  • Bankruptcy- Bondholders may lose much or all their investment in case a company goes bankrupt. In the economy such as the USA, bondholders are given much leverage and protection laws in case of bankruptcy. This means investors are expected to receive some or all of the invested money. But in many countries, there are no protections for investors.

Limitations of Bonds

While bonds offer numerous benefits, they also have certain limitations that investors should consider:

  • Interest Rate Risk:Prices of bonds are inversely related to interest rates. When interest rates increase, bond prices fall, leading to potential capital losses for bondholders.
  • Inflation Risk:Inflation reduces the purchasing power of fixed interest payments, potentially reducing the real return on investment.
  • Default Risk:There is a risk that the issuer may default on the bond payments, leading to potential losses for bondholders. It is crucial to assess the credit quality of the issuer before investing.

Things to Consider Before Investing in Bonds

Before investing in bonds, it is essential to consider the following factors:

  • Risk Profile:Assess your risk tolerance and financial goals to determine the types of bonds that align with your investment strategy.
  • Creditworthiness:Research and evaluate the creditworthiness of the issuer to understand the default risk associated with the bond.
  • Yield and Returns:Compare the yields offered by different bonds and consider the potential returns concerning the risks involved.
  • Diversification:Spread your investments across various types of bonds to reduce the impact of potential defaults and mitigate risk.

How to Invest in Bonds

  • New bonds: You can buy bonds during their initial bond offering via many online brokerage accounts.

  • Secondary market: Your brokerage account may offer the option to purchase bonds on the secondary market.

  • Mutual funds: You can buy shares of bond funds. These mutual funds typically purchase a variety of bonds under the umbrella of a particular strategy. These include long-term bond funds or high-yield corporate bonds, among many other strategies. Bond funds charge you management fees that compensate the fund’s portfolio managers.

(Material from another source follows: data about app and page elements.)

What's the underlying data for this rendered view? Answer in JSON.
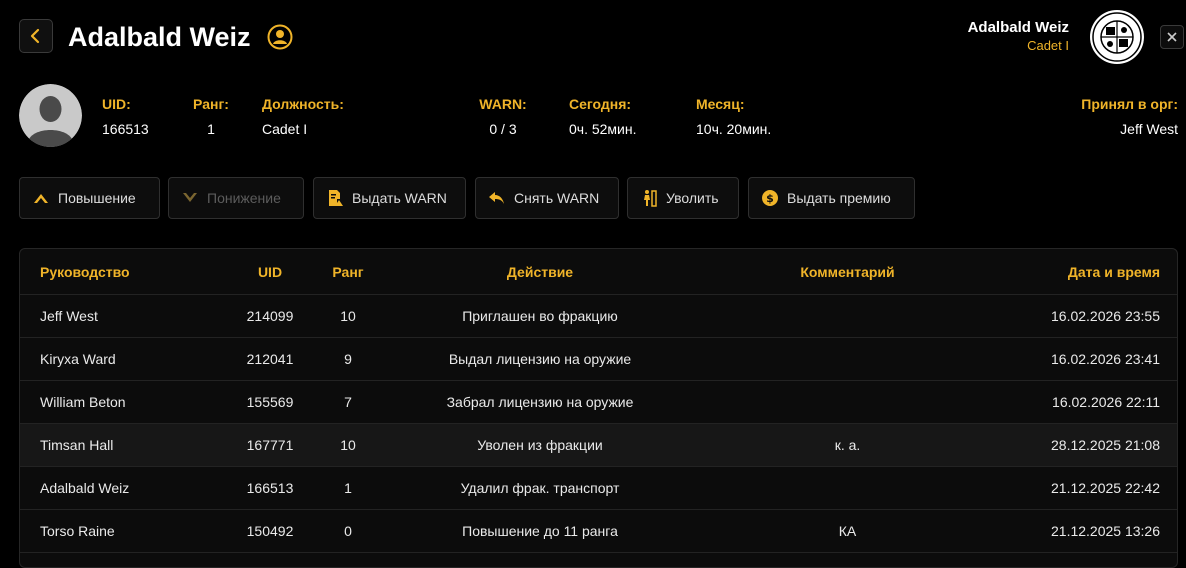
{
  "header": {
    "title": "Adalbald Weiz",
    "top_user_name": "Adalbald Weiz",
    "top_user_rank": "Cadet I",
    "accent_color": "#f0b429"
  },
  "profile": {
    "stats": [
      {
        "label": "UID:",
        "value": "166513"
      },
      {
        "label": "Ранг:",
        "value": "1"
      },
      {
        "label": "Должность:",
        "value": "Cadet I"
      },
      {
        "label": "WARN:",
        "value": "0 / 3"
      },
      {
        "label": "Сегодня:",
        "value": "0ч. 52мин."
      },
      {
        "label": "Месяц:",
        "value": "10ч. 20мин."
      },
      {
        "label": "Принял в орг:",
        "value": "Jeff West"
      }
    ]
  },
  "actions": [
    {
      "label": "Повышение",
      "icon": "chevron-up-icon",
      "enabled": true
    },
    {
      "label": "Понижение",
      "icon": "chevron-down-icon",
      "enabled": false
    },
    {
      "label": "Выдать WARN",
      "icon": "warn-document-icon",
      "enabled": true
    },
    {
      "label": "Снять WARN",
      "icon": "undo-arrow-icon",
      "enabled": true
    },
    {
      "label": "Уволить",
      "icon": "exit-person-icon",
      "enabled": true
    },
    {
      "label": "Выдать премию",
      "icon": "dollar-coin-icon",
      "enabled": true
    }
  ],
  "table": {
    "columns": [
      "Руководство",
      "UID",
      "Ранг",
      "Действие",
      "Комментарий",
      "Дата и время"
    ],
    "rows": [
      {
        "leader": "Jeff West",
        "uid": "214099",
        "rank": "10",
        "action": "Приглашен во фракцию",
        "comment": "",
        "datetime": "16.02.2026 23:55"
      },
      {
        "leader": "Kiryxa Ward",
        "uid": "212041",
        "rank": "9",
        "action": "Выдал лицензию на оружие",
        "comment": "",
        "datetime": "16.02.2026 23:41"
      },
      {
        "leader": "William Beton",
        "uid": "155569",
        "rank": "7",
        "action": "Забрал лицензию на оружие",
        "comment": "",
        "datetime": "16.02.2026 22:11"
      },
      {
        "leader": "Timsan Hall",
        "uid": "167771",
        "rank": "10",
        "action": "Уволен из фракции",
        "comment": "к. а.",
        "datetime": "28.12.2025 21:08"
      },
      {
        "leader": "Adalbald Weiz",
        "uid": "166513",
        "rank": "1",
        "action": "Удалил фрак. транспорт",
        "comment": "",
        "datetime": "21.12.2025 22:42"
      },
      {
        "leader": "Torso Raine",
        "uid": "150492",
        "rank": "0",
        "action": "Повышение до 11 ранга",
        "comment": "КА",
        "datetime": "21.12.2025 13:26"
      },
      {
        "leader": "",
        "uid": "",
        "rank": "",
        "action": "",
        "comment": "",
        "datetime": ""
      }
    ]
  }
}
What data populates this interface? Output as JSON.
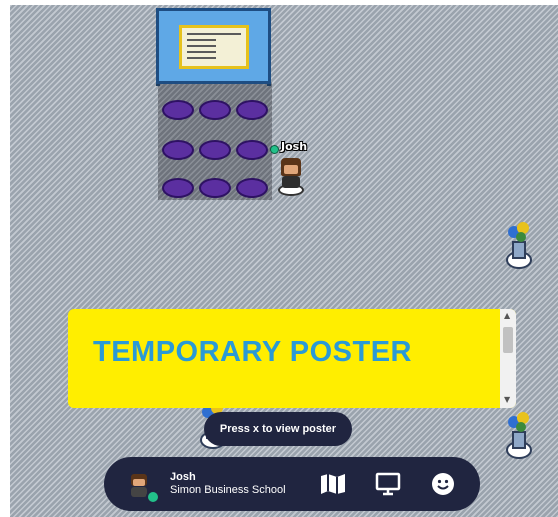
{
  "player": {
    "name": "Josh",
    "organization": "Simon Business School",
    "status": "online"
  },
  "poster": {
    "title": "TEMPORARY POSTER"
  },
  "prompt": {
    "text": "Press x to view poster"
  },
  "toolbar": {
    "buttons": [
      {
        "icon": "map-icon"
      },
      {
        "icon": "screen-share-icon"
      },
      {
        "icon": "emoji-icon"
      }
    ]
  },
  "colors": {
    "panel": "#202540",
    "poster_bg": "#ffee00",
    "poster_text": "#2a9ad6",
    "status_online": "#22c08a",
    "seat": "#5b2fa0"
  }
}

  • Bond ETFs: You can buy and sell shares of ETFs like stocks. Bond ETFs typically have lower fees than bond mutual funds.

Suitability of Investments in Bonds

Investing in bonds is suitable for various individuals and organizations, including:

  • Income-Oriented Investors:Bonds provide a predictable income stream through periodic interest payments, making them suitable for investors seeking stable cash flows.
  • Retirement Planning:Bonds offer a relatively low-risk investment option for individuals planning for retirement, providing regular income during their post-employment years.
  • Portfolio Diversification:Bonds can diversify investment portfolios, balancing the risk attached with other asset classes such as stocks or real estate.

Key Terms

  • Yield: The rate of return on the bond. While coupon is fixed, yield is variable and depends on a bond’s price in the secondary market and other factors. Yield can be expressed as current yield, yield to maturity and yield to call (more on those below).

  • Maturity: The date that the bond expires, when the principal must be paid to the bondholder.

  • Coupon Rate: The interest payments that the issuer makes to the bondholder. They are typically made semi-annually (every six months) but can vary.

  • Duration risk: This is a measure of how a bond’s price might change as market interest rates fluctuate. Experts suggest that a bond will decrease 1% in price for every 1% increase in interest rates. The longer a bond’s duration, the higher exposure its price has to changes in interest rates.


In conclusion, bonds serve as essential financial instruments in the Indian context, offering investors stability, regular income, and diversification benefits. Understanding the characteristics, risks, and avenues for investing in bonds is crucial for individuals looking to maximize their returns while managing their risk profile. Considering the factors discussed in this article, investors can make informed decisions and potentially enhance their investment portfolio.

View All